Many studies have investigated household accidents caused by cheese. These studies disagree about the most significant reasons for cheese-based injury with some arguing that choking on cheese poses the highest risk (Muffet, 2008; Moon; 2009; Rennet, 2011). Other studies claim that burns from melted cheese are more hazardous (Rechaud, 1989; Rarebit, 2009), whilst a minority of recent studies have identified slipping on cheese as a growing danger (Skepper, 2011).

A significant amount of reading and in-depth understanding of the field is demonstrated in those sentences above. The summary maps out the state of current research and the positions taken by the key researchers.

Sometimes you need to go into greater depth and refer to some sources in more detail in order to interrogate the methods and standpoints expressed by these researchers. For example:

Skepper's recent study introduces a new model for assessing the relative dangers of cheese related-injuries (2011). He identifies the overall total damage done as more important than the frequency of injuries (Skepper, 2011). However, this model does not adequately take into account Archer's theory of 'Under-reporting' (2009) which states that people are less likely to report frequently occurring small accidents until a critical mass of injuries are reached.

Even in this more analytical piece of writing, only the relevant points of the study and the theory are mentioned briefly - but you need a confident and thorough understanding to refer to them so concisely.

Accuracy and awareness of complexity

Accurate and appropriate use of language in your writing is one way of demonstrating academic rigour.

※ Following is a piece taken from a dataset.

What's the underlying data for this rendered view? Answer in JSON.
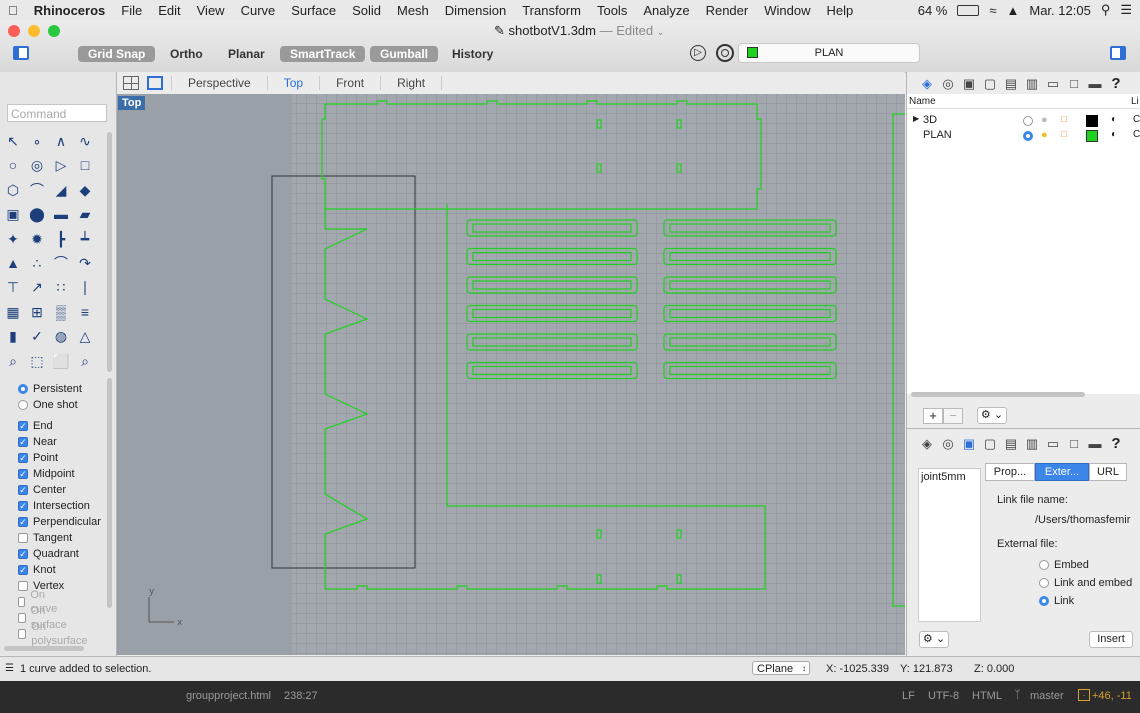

You will need to be more thoughtful about the way you use language.  Remember that the best writing style is clear and accurate, not unnecessarily complicated. 

If English is not your first language, there is more specialised support and advice available: see the International Study and Language Institute website for more details (link below).

At level 7 you cannot get away with writing about something that you only vaguely understand, or squeezing in a theory in the hope it will gain extra marks - your markers will be able to tell, and this does not demonstrate the accuracy or professionalism of a researcher.

Imagine you write the sentence: "Freudian psychoanalysis demonstrates how our personalities are developed from our childhood experiences."

At level 7, the word 'demonstrates' becomes very loaded and potentially inaccurate. This is because you are expected to interrogate the assumptions, boundaries, and way in which knowledge is constructed in your subject. With this in mind, the sentence above raises a lot of contextual questions: To what extent could Freud's theory of psychoanalysis really be said to 'demonstrate' the origins of our personalities? What part of Freud's many theories are you referring to when you write 'psychoanalysis'? What about the developments in psychoanalysis that have happened since Freud, and the many arguments against his theories? Your writing needs to take these questions into account, and at least be aware of them, even if you don't address all of them.

Do not just stop at discussing the pros and cons of a debate; academics rarely agree on interpretations of theories or ideas, so academic knowledge is more like a complex network of views than two clear sides.